* My buddy Rob, the farmer in Madison County, posted this on his Twitter feed not long ago…
If you click the link you’ll see some interesting stuff, including…
That push away from skilled trades is now haunting manufacturing. Not only are welders older with few younger apprentices, key sectors like oil and gas, which require extensive pipe welding, is booming. Adding to the shortage in welders is reshoring—or the return of lost manufacturing to the U.S. that may require welding.
The average American welder is 54-years-old, and about 45 percent of the workforce is in their 50s or older, said Monica Parr, corporate director of workforce development at the Miami-based American Welding Society.
The U.S. economy includes more than 388,000 welding jobs. The welding society projects the need for 111,000 new welders in five years as industry needs grow and some workers retire.
Welders make good bucks and we’re not training nearly enough of them to meet demand.

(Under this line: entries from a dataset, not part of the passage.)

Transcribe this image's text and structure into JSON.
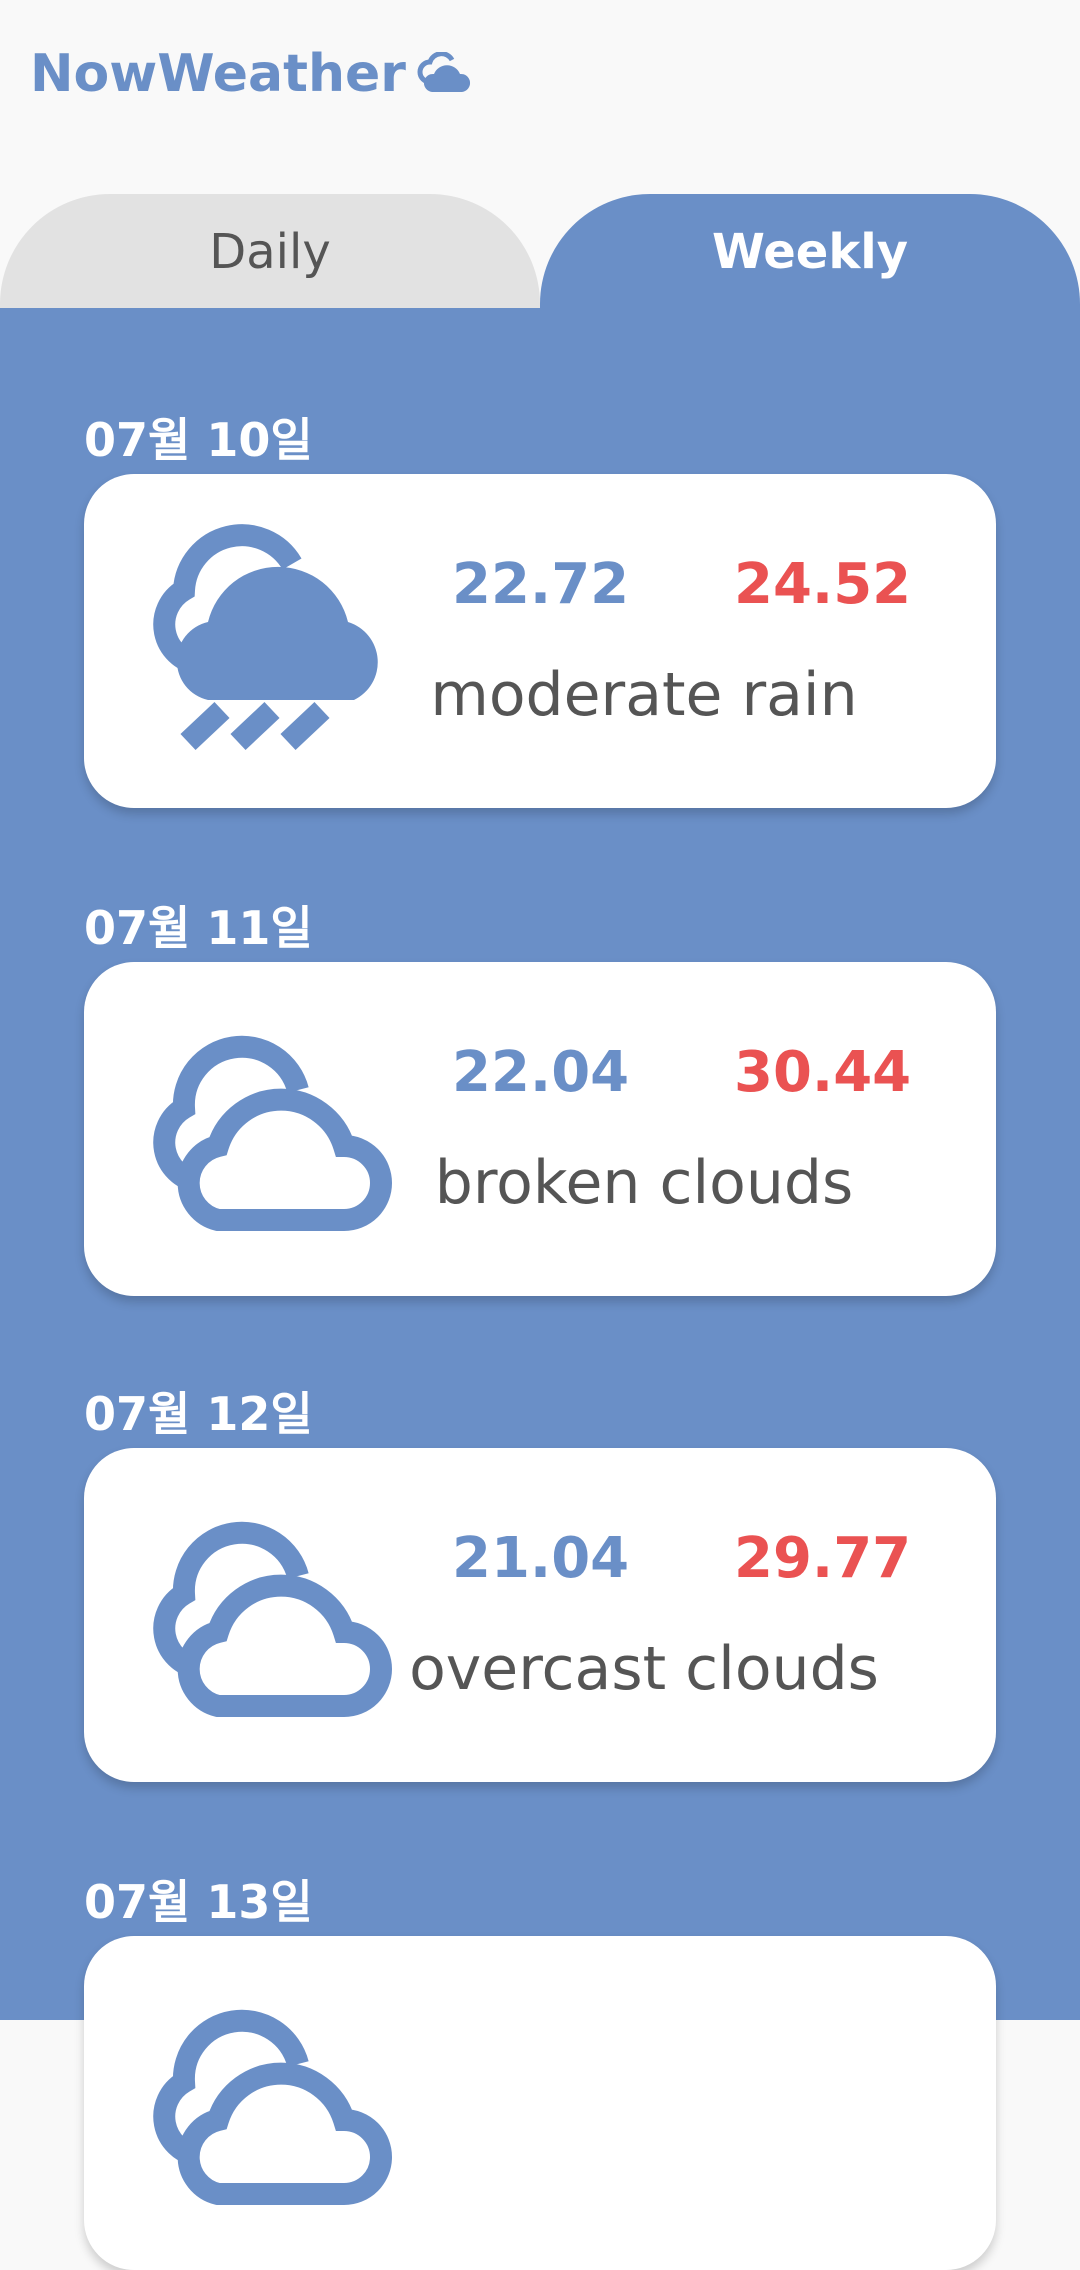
{
  "app": {
    "title": "NowWeather",
    "title_icon": "cloud-icon",
    "accent_color": "#6a8fc7",
    "max_temp_color": "#ea5252"
  },
  "tabs": [
    {
      "label": "Daily",
      "active": false
    },
    {
      "label": "Weekly",
      "active": true
    }
  ],
  "forecast": [
    {
      "date": "07월 10일",
      "icon": "rain-cloud-icon",
      "temp_min": "22.72",
      "temp_max": "24.52",
      "description": "moderate rain"
    },
    {
      "date": "07월 11일",
      "icon": "broken-clouds-icon",
      "temp_min": "22.04",
      "temp_max": "30.44",
      "description": "broken clouds"
    },
    {
      "date": "07월 12일",
      "icon": "overcast-clouds-icon",
      "temp_min": "21.04",
      "temp_max": "29.77",
      "description": "overcast clouds"
    },
    {
      "date": "07월 13일",
      "icon": "clouds-icon",
      "temp_min": "",
      "temp_max": "",
      "description": ""
    }
  ]
}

* Rob and I had a long talk about the story and the subject of tech careers. Rob isn’t just a farmer. He’s the president of the Illinois Career and Technical Administrators group and runs Madison County’s CTE system. He’s also a former CTE teacher, and a darned good one.
He eventually asked me if he could start a conversation on the blog, so I told him to send me an e-mail. He did…
I would like to take a moment to ask a small favor of you and your readers. As a loyal reader myself, I have come to respect the numerous and varied viewpoints that fill the comment pages of your blog. I would like to ask them some questions pertaining to Career and Technical Education
As we are currently fighting a battle against unemployment, it makes sense to look at what jobs are readily available and what jobs will be looking for workers in the future. A four year college degree, while perfect for some, is not the right fit for everyone. When talking with business leaders, unions, and folks outside of education who are employers, I find some common threads. They all want someone who will show up every day, on time and ready to work. They all want somone who can solve problems, can think on their feet, and can get along well with others. These are all skills learned in CTE classes.
1) Should we be guiding our children and students into courses that better prepare them for what employers are needing now and in the future?
2) What is your opinion of CTE (career and technical education-formerly known as vocational education) and its potential impact on preparing students for employment?
3) Do you and/or your readers have any lasting memories from taking a CTE Course (Agriculture, Business, Family and Consumer Sciences, Health Occupations, and Technology Engineering or Industrial Arts) while in high school?
I have included a graph from the Bureau of Labor Statistics that shows the education requirements for future jobs through 2018. [Click here.]
The above is titled “Percent distribution of job openings due to growth and replacement needs by education or training level, projected 2008-18″
Please thank your readers for me and thank you for your time and consideration.
My high schools had shop class, which was mainly a blow-off class for most of us. Rob is attempting to push the state’s tech educational training into the 21st Century. That means forgetting about making ash trays out of a block of wood.
Rob is at the Statehouse today for “CTE Day.” So, how about we talk about what you think the state ought to do to help foster better tech educational training?